Cohen was questioned about McDougal when he testified before the grand jury, according to a source with knowledge of the investigation.
David Pecker – the former publisher of the National Enquirer – testified twice before the grand jury, as recently as Monday about how the tabloid, through parent company American Media Inc., bought the publishing rights to McDougal’s affair claims but never reported on it.
Bragg’s case hinges on the allegation that the crime of falsifying business records — bookkeeping fraud — was done in the commission of another crime, a campaign finance violation, The New York Times reported in March.
Bragg has refused to cooperate with Republican members of Congress’ probe into his Trump investigation.
The DA denied lawmakers’ request that he hand over documents and testify about what they called an “unprecedented abuse of prosecutorial authority.”
An attorney for Bragg responded that the committee had no basis for a congressional inquiry as he was constitutionally obligated to protect the enforcement of state laws free from federal interference and accused them of acting on Trump’s behalf.
The Republicans, led by Ohio Rep. Jim Jordan, shot back at Bragg in a letter last week that Trump’s indictment “by an elected local prosecutor of the opposing political party (and who will face the prospect of re-election) implicates substantial federal interests.”
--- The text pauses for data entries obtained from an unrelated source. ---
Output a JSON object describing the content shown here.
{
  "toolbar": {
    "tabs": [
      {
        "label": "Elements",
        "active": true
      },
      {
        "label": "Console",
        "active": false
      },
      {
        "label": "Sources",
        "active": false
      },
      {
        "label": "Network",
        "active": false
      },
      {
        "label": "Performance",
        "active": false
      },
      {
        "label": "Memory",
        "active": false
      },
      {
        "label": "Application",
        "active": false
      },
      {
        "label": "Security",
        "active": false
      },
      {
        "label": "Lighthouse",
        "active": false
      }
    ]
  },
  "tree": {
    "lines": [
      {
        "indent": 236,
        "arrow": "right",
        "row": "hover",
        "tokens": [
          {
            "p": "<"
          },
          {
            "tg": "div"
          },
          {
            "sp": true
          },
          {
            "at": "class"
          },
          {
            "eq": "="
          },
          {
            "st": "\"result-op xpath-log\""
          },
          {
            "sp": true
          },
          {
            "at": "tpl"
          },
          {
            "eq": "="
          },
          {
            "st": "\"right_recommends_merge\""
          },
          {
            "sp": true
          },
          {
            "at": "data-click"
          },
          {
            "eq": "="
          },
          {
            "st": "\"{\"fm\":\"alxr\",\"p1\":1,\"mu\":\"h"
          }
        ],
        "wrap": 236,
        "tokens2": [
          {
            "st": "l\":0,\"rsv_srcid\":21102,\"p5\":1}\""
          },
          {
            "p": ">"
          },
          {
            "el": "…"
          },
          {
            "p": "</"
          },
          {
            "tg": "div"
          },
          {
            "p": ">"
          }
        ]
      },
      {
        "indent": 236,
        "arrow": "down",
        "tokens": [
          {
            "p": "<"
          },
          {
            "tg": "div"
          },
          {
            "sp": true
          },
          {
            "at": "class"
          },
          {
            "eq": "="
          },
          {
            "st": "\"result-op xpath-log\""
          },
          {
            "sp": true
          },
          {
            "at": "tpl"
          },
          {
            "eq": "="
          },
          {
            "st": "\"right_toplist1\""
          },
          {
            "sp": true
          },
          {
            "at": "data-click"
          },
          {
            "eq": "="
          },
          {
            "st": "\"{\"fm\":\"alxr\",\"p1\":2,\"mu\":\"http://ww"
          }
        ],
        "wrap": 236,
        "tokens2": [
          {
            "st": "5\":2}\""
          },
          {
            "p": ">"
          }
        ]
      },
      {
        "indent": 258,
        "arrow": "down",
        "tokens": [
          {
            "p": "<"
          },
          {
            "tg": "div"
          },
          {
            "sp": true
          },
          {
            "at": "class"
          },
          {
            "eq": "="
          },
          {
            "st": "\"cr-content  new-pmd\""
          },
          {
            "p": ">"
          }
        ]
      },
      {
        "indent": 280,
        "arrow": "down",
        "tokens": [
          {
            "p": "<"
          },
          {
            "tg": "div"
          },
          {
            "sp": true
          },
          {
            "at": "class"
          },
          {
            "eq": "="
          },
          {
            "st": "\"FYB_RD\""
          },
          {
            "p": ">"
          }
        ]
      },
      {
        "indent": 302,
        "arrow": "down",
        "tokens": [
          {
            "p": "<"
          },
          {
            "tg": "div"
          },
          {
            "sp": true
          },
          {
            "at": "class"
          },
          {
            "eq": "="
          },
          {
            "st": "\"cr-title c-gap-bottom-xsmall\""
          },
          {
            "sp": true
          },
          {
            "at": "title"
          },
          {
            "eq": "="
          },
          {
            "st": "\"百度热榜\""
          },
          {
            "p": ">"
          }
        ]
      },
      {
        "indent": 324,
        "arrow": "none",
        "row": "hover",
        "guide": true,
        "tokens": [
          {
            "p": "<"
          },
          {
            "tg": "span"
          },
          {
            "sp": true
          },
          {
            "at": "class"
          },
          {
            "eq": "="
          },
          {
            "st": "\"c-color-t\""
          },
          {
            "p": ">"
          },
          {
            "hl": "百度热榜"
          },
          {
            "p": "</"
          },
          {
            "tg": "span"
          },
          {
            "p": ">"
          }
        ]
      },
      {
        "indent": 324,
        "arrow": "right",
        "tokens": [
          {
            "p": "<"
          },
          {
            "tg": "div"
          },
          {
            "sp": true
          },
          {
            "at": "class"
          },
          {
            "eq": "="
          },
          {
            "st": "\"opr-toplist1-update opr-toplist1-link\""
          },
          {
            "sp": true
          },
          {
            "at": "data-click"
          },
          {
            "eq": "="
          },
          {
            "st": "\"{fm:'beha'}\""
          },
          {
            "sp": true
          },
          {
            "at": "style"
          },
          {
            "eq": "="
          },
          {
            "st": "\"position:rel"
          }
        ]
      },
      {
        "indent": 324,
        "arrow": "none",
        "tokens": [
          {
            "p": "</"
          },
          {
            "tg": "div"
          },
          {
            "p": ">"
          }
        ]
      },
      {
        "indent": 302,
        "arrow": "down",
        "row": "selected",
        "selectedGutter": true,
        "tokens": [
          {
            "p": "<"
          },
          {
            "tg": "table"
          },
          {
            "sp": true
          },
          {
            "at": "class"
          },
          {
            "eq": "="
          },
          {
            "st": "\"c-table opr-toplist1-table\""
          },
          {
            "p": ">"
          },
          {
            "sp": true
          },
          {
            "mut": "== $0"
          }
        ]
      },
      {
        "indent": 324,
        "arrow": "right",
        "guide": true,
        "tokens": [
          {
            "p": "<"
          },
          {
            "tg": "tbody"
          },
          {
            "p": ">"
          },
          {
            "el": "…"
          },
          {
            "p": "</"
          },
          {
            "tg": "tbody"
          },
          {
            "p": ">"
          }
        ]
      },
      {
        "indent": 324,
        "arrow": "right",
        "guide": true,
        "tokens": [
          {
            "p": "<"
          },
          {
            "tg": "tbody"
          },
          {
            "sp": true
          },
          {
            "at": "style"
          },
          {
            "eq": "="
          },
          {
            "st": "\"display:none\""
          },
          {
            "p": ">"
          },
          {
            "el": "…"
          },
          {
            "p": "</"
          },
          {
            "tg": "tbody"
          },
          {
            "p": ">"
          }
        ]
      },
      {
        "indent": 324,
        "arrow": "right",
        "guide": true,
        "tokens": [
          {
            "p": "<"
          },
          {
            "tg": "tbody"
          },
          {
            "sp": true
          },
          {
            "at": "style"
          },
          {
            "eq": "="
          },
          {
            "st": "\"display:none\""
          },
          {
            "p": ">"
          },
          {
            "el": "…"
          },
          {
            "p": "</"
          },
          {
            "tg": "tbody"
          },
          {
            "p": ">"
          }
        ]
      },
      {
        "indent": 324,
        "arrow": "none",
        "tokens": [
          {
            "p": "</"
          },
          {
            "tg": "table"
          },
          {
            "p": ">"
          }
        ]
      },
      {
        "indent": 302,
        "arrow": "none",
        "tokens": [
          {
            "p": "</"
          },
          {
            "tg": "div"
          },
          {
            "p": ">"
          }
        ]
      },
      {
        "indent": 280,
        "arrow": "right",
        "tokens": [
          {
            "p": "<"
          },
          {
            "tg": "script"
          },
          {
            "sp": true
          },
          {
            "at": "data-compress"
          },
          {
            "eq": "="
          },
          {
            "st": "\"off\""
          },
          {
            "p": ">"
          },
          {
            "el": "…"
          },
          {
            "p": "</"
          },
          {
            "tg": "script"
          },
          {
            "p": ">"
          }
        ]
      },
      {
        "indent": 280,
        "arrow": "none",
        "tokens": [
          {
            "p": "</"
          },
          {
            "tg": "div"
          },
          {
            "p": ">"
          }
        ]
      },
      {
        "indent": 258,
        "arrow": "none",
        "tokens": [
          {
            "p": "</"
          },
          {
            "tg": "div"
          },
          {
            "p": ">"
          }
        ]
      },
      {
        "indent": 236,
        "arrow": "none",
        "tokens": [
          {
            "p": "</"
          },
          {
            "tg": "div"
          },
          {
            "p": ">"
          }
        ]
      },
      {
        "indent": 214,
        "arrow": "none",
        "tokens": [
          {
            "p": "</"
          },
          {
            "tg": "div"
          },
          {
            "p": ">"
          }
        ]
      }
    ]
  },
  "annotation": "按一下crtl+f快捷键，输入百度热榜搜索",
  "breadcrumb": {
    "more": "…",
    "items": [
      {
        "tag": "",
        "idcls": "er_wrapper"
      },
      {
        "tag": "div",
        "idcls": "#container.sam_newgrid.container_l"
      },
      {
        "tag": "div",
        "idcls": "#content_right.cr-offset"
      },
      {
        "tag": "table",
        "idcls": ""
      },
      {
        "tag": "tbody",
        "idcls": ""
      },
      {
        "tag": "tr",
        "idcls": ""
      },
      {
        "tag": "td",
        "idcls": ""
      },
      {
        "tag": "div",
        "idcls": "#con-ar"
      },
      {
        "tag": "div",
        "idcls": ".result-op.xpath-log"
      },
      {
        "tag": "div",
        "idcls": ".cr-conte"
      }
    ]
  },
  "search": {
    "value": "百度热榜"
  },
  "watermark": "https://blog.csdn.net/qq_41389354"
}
The Times reported the charge would amount to a “low level” felony.
If Trump is convicted of bookkeeping fraud as a felony he could face up to four years in prison.
The charge usually has a five-year statute of limitations as a felony, but those are extended when a defendant continuously lives out of state, as Trump did during his presidency, the Times reported.
The statute of limitations was also extended by more than a year in New York due to the coronavirus pandemic.
Trump in mid-March was invited by Bragg’s office to testify before the grand jury. His attorney, Joseph Tacopina, at the time waved off the invitation as “much ado about nothing,” saying he didn’t believe the Democratic DA had a case.
“It’s just another example of them weaponizing the justice system against him. And it’s sort of unfair,” he said.
The former president would have to appear in Manhattan court in person as opposed to a virtual hearing. A source close to Trump told The Post that if an indictment comes down, “Trump would surrender in Florida and fly to New York to be arraigned.”
A state courts rep told the Post last week they “are not doing criminal cases, including arraignments, virtually.”
In addition to the Manhattan case, Trump is facing far-reaching legal exposure on a number of fronts.
In Georgia, a local prosecutor is investigating whether or not he committed a crime in an attempt to overturn the 2020 presidential election results.
He also faces a federal investigation headed by a special counsel who is probing his handling of classified materials after leaving the White House and his involvement in the Jan. 6 Capitol riot.
Trump has repeatedly proclaimed his innocence, calling the probes into him a “witch hunt.”
Additional reporting by Larry Celona and Priscilla DeGregory
Source: Donald Trump indicted in Stormy Daniels hush money probe by Manhattan grand jury (nypost.com)